Background: Cerebral small vessel disease (SVD) is an important cause of stroke and
vascular cognitive impairment (VCI), leading to subcortical ischemic vascular dementia. As a hereditary
form of SVD with early onset, cerebral autosomal dominant arteriopathy with subcortical
infarcts and leukoencephalopathy (CADASIL) represents a pure form of SVD and may thus serve
as a model disease for SVD. To date, underlying molecular mechanisms linking vascular pathology
and subsequent neuronal damage in SVD are incompletely understood.
Objective: We performed comparative transcriptional profiling microarray and proteomic analyses
on post-mortem frontal lobe specimen from 2 CADASIL patients and 5 non neurologically diseased
controls in order to identify dysregulated pathways potentially involved in the development
of tissue damage in CADASIL.
Methods: Transcriptional microarray analysis of material extracted from frontal grey and white
matter (WM) identified subsets of up- or down-regulated genes enriched into biological pathways
mostly in WM areas. Proteomic analysis of these regions also highlighted cellular processes identified
by dysregulated proteins.
Results: Discrepancies between proteomic and transcriptomic data were observed, but a number of
pathways were commonly associated with genes and corresponding proteins, such as: “ribosome”
identified by upregulated genes and proteins in frontal cortex or “spliceosome” associated with
down-regulated genes and proteins in frontal WM.
Conclusion: This latter finding suggests that defective expression of spliceosomal components

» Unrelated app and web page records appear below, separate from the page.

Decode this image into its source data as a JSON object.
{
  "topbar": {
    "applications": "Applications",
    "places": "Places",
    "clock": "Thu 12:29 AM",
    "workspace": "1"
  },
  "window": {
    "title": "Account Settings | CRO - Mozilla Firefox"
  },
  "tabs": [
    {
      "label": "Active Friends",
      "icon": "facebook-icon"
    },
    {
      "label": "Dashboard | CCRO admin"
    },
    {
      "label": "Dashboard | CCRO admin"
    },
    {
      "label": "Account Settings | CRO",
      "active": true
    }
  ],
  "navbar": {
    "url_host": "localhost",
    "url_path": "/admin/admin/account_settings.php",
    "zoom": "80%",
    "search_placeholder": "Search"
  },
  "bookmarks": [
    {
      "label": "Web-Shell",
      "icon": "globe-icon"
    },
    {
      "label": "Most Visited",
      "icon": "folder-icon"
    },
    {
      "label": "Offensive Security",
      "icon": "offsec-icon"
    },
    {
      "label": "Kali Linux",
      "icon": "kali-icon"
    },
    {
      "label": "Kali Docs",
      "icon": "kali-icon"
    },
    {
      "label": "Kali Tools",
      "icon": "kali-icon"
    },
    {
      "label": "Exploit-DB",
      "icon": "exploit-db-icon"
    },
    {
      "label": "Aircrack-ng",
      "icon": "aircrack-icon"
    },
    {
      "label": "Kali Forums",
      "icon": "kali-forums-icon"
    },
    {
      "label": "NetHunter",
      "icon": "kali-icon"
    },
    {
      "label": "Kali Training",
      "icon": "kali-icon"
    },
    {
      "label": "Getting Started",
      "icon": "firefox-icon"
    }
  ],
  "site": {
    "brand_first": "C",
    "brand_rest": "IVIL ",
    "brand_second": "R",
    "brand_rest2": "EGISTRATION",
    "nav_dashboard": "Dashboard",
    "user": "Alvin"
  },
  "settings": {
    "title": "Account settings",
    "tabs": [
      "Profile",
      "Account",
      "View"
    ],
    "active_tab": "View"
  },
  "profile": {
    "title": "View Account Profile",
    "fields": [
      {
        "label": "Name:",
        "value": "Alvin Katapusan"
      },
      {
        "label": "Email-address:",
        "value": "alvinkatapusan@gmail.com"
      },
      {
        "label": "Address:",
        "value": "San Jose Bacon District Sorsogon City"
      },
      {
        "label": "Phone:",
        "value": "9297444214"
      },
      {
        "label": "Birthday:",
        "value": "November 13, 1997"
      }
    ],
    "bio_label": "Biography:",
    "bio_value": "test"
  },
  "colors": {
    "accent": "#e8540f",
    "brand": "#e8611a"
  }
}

may alter widespread splicing profile, potentially inducing expression abnormalities that could
contribute to cerebral WM damage in CADASIL.